Frederick Soddy (1877 – 1956) and the Law of Radioactive Decay

  August 10, 2021   Read time 3 min
Frederick Soddy (1877 – 1956) and the Law of Radioactive Decay
The British chemist Frederick Soddy collaborated with Ernest Rutherford (1871–1937) to discover the law of radioactive decay and then independently developed the concept of the isotope. Soddy was born on September 2, 1877, at Eastbourne, Sussex, England.

He received his early professional education at Eastbourne College and the University of Wales, Aberystwyth. In 1895, Soddy won a scholarship to the Merton College of Oxford University. He graduated from that institution in 1898 with first honors in chemistry. After two years of generally routine postgraduate research at Oxford University, he traveled to Canada and worked as a demonstrator in the chemistry department from 1900 to 1902 at McGill University, Montreal. By good fortune, Soddy came in contact with Rutherford, who was at McGill conducting research on the newly discovered phenomenon of radioactivity. They collaborated on a series of important papers in which they introduced the theory of radioactive decay— a scientific principle of great importance in nuclear technology. They also performed an early investigation of the gaseous emanation of radium.

By 1903, Soddy had left Canada, returned to England, and found a position working with the Scottish chemist Sir William Ramsay (1852–1916) at University College in London. Soddy and Ramsay used spectroscopic techniques to demonstrate that the element helium was being released during the radioactive decay of radium. This result made an important connection—namely, that alpha particles emitted during the radioactive decay of radium (and other heavy nuclei) are really helium nuclei.

From 1904 to 1914, Soddy was a lecturer in physical chemistry and radioactivity at the University of Glasgow, Scotland. In this period, Soddy made his greatest contributions to nuclear technology.
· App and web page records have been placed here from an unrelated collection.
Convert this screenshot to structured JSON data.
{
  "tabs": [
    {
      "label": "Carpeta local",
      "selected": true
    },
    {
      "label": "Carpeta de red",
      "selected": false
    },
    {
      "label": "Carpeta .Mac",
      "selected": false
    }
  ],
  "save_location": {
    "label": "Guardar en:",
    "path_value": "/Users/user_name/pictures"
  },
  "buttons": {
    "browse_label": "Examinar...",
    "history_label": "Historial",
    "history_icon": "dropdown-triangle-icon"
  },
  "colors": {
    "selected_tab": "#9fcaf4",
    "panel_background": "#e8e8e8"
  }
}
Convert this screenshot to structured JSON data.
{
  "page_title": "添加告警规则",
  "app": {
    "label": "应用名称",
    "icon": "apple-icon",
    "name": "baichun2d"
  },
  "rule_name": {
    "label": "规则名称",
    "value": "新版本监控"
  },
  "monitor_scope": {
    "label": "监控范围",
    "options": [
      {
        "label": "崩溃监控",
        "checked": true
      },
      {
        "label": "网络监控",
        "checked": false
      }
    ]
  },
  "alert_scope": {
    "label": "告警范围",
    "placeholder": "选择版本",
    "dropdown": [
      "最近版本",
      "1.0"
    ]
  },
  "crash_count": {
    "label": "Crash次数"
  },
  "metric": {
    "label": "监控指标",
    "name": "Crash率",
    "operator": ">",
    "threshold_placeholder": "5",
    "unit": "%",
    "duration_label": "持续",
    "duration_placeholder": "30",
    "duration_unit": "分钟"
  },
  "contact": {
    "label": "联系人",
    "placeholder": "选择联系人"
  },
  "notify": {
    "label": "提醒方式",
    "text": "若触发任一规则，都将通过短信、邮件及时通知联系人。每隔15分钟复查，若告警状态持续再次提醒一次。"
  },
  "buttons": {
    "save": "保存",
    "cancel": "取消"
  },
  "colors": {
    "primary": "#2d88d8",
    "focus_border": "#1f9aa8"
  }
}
In particular, he evolved the so-called Displacement Law by suggesting that the emission of an alpha particle from an element causes that element to move back (or “displace itself”) two places in the periodic table. Pursuing this line of thinking further, Soddy reached his intellectual peak in 1913 when he proposed the concept of the isotope, using this word (derived from ancient Greek and meaning “same place”) for the first time in the February 28 issue of Chemical News. In a brilliant integration of available experimental data on radioactivity, he postulated that certain elements exist in two or more forms that have different atomic weights but nearly indistinguishable chemical characteristics.
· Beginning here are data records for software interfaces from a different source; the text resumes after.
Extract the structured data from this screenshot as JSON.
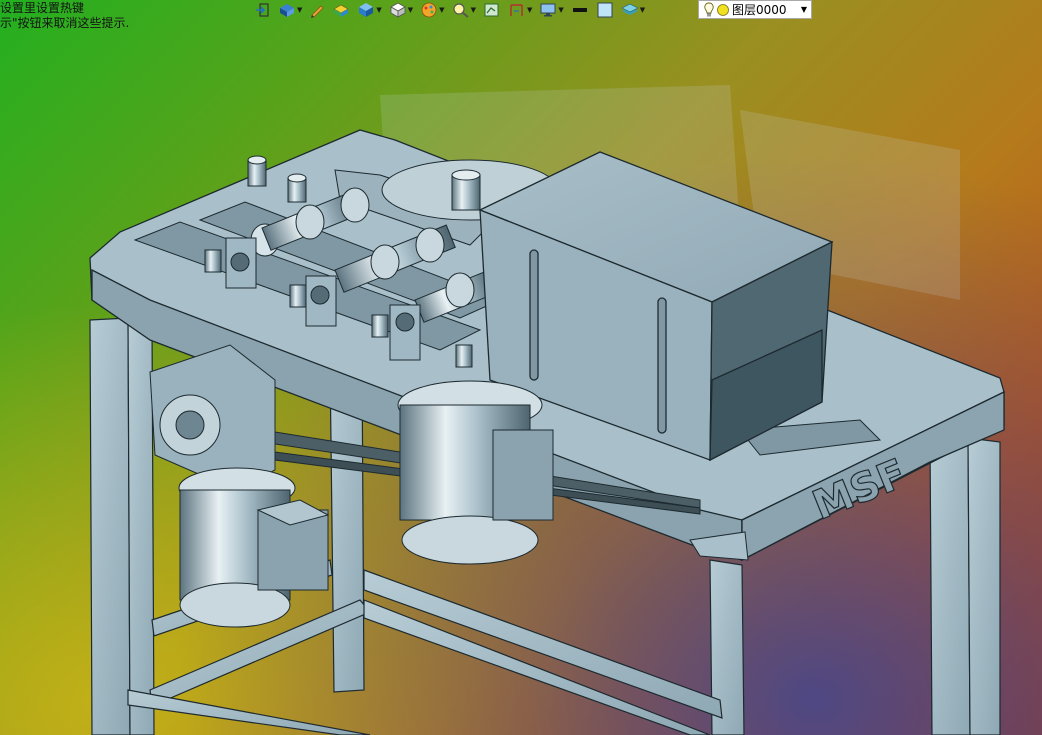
{
  "hints": {
    "line1": "设置里设置热键",
    "line2": "示\"按钮来取消这些提示."
  },
  "toolbar": {
    "items": [
      {
        "name": "exit-icon"
      },
      {
        "name": "view-orientation-icon"
      },
      {
        "name": "pencil-icon"
      },
      {
        "name": "display-style-icon"
      },
      {
        "name": "cube-icon"
      },
      {
        "name": "hide-show-icon"
      },
      {
        "name": "appearance-icon"
      },
      {
        "name": "zoom-icon"
      },
      {
        "name": "section-view-icon"
      },
      {
        "name": "measure-icon"
      },
      {
        "name": "monitor-icon"
      },
      {
        "name": "line-color-icon"
      },
      {
        "name": "fill-color-icon"
      },
      {
        "name": "layers-icon"
      }
    ]
  },
  "layer": {
    "label": "图层0000"
  },
  "model": {
    "logo_text": "MSF"
  },
  "colors": {
    "metal": "#9eb7c2",
    "metal_dark": "#6d8692",
    "metal_light": "#c8d8de",
    "edge": "#1d2a30"
  }
}
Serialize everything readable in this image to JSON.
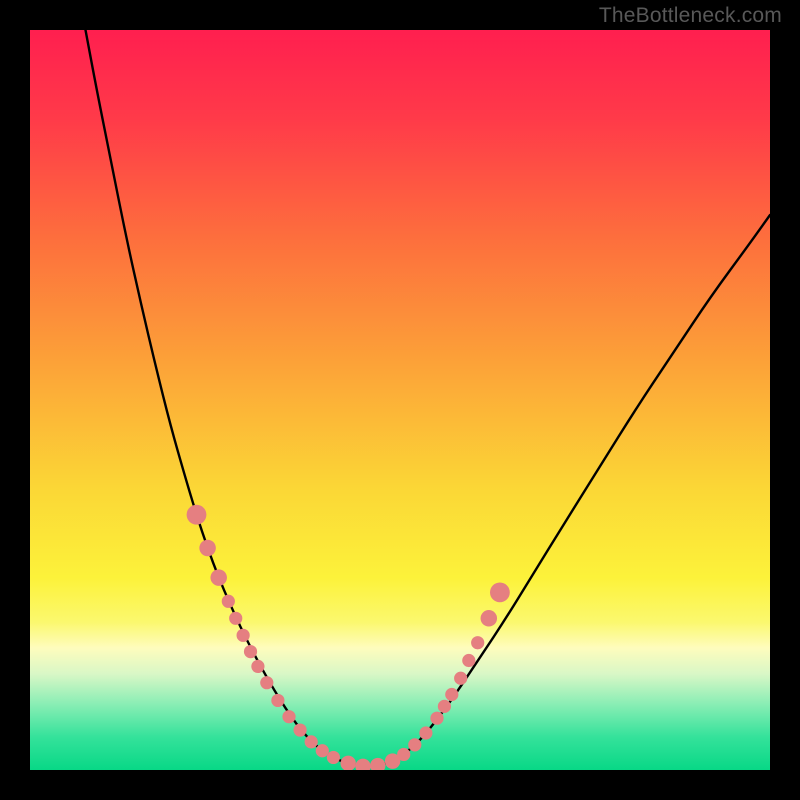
{
  "watermark": "TheBottleneck.com",
  "colors": {
    "frame": "#000000",
    "gradient_stops": [
      {
        "offset": 0.0,
        "color": "#ff1f4f"
      },
      {
        "offset": 0.12,
        "color": "#ff3a49"
      },
      {
        "offset": 0.28,
        "color": "#fd6e3d"
      },
      {
        "offset": 0.45,
        "color": "#fca238"
      },
      {
        "offset": 0.62,
        "color": "#fbd736"
      },
      {
        "offset": 0.74,
        "color": "#fcf23a"
      },
      {
        "offset": 0.8,
        "color": "#fbf86e"
      },
      {
        "offset": 0.835,
        "color": "#fefcbd"
      },
      {
        "offset": 0.87,
        "color": "#d9f7c6"
      },
      {
        "offset": 0.91,
        "color": "#8beeb5"
      },
      {
        "offset": 0.955,
        "color": "#35e29b"
      },
      {
        "offset": 1.0,
        "color": "#08d886"
      }
    ],
    "curve": "#000000",
    "marker_fill": "#e57f81",
    "marker_stroke": "#e57f81"
  },
  "chart_data": {
    "type": "line",
    "title": "",
    "xlabel": "",
    "ylabel": "",
    "xlim": [
      0,
      1
    ],
    "ylim": [
      0,
      1
    ],
    "note": "Axes are normalized to the plot area; no tick labels are rendered.",
    "series": [
      {
        "name": "bottleneck-curve",
        "x": [
          0.075,
          0.09,
          0.11,
          0.13,
          0.15,
          0.17,
          0.19,
          0.21,
          0.225,
          0.24,
          0.255,
          0.27,
          0.285,
          0.3,
          0.315,
          0.33,
          0.345,
          0.36,
          0.375,
          0.39,
          0.4,
          0.415,
          0.43,
          0.45,
          0.47,
          0.49,
          0.515,
          0.54,
          0.57,
          0.6,
          0.64,
          0.68,
          0.72,
          0.77,
          0.82,
          0.87,
          0.92,
          0.97,
          1.0
        ],
        "y": [
          1.0,
          0.92,
          0.82,
          0.72,
          0.63,
          0.545,
          0.465,
          0.395,
          0.345,
          0.3,
          0.26,
          0.225,
          0.192,
          0.162,
          0.134,
          0.108,
          0.084,
          0.062,
          0.044,
          0.03,
          0.023,
          0.014,
          0.009,
          0.005,
          0.006,
          0.012,
          0.028,
          0.055,
          0.095,
          0.14,
          0.2,
          0.265,
          0.33,
          0.41,
          0.49,
          0.565,
          0.64,
          0.708,
          0.75
        ]
      }
    ],
    "markers": {
      "name": "highlighted-points",
      "x": [
        0.225,
        0.24,
        0.255,
        0.268,
        0.278,
        0.288,
        0.298,
        0.308,
        0.32,
        0.335,
        0.35,
        0.365,
        0.38,
        0.395,
        0.41,
        0.43,
        0.45,
        0.47,
        0.49,
        0.505,
        0.52,
        0.535,
        0.55,
        0.56,
        0.57,
        0.582,
        0.593,
        0.605,
        0.62,
        0.635
      ],
      "y": [
        0.345,
        0.3,
        0.26,
        0.228,
        0.205,
        0.182,
        0.16,
        0.14,
        0.118,
        0.094,
        0.072,
        0.054,
        0.038,
        0.026,
        0.017,
        0.009,
        0.005,
        0.006,
        0.012,
        0.021,
        0.034,
        0.05,
        0.07,
        0.086,
        0.102,
        0.124,
        0.148,
        0.172,
        0.205,
        0.24
      ],
      "r": [
        18,
        15,
        15,
        12,
        12,
        12,
        12,
        12,
        12,
        12,
        12,
        12,
        12,
        12,
        12,
        14,
        14,
        14,
        14,
        12,
        12,
        12,
        12,
        12,
        12,
        12,
        12,
        12,
        15,
        18
      ]
    }
  }
}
Soddy’s work allowed scientists to unravel the bewildering variety of “new” radioactive elements, such as mesothorium 1 (MsTh1; actually, the radioisotope radium-228 within the thorium decay series) and radioactinium (RdAc; the radioisotope thorium-227 within the actinium decay series), which had been discovered during the previous decade. The isotope concept made things fit together a bit more logically on the periodic table. Soddy’s work also prepared the scientific community for Rutherford’s identification of the proton and his speculation about the possible existence of a neutron in 1919. However, the isotope hypothesis only became completely appreciated when James Chadwick (1891–1974) discovered the neutron in 1932.

In 1914, Soddy received an appointment as professor of chemistry at the University of Aberdeen, Scotland. He turned his attentions away from radioactivity and conducted chemical research in support of the British war effort during World War I. Beyond this point in his career, Soddy never contributed significantly to the field of nuclear technology. In 1919, he left Aberdeen to become a professor of chemistry at Oxford University. He remained in that position until 1937, when he retired following the sudden death of his wife due to a heart attack.

Soddy received the 1921 Nobel Prize in chemistry for his “investigations into the origin and nature of isotopes.” Although he had made some excellent contributions to nuclear technology between 1900 and 1914, once he left the University of Glasgow, he basically abandoned any further technical contributions to the field. Soddy attempted, instead, to use his status as a Nobel laureate to champion a variety of social and political causes, but his point of view on such volatile topics as Irish autonomy and women’s rights did not gain general acceptance. After his retirement from Oxford University, he continued to write on social and economic issues and remained generally favorable regarding the use of nuclear energy. Soddy died on September 22, 1956, in Brighton, England.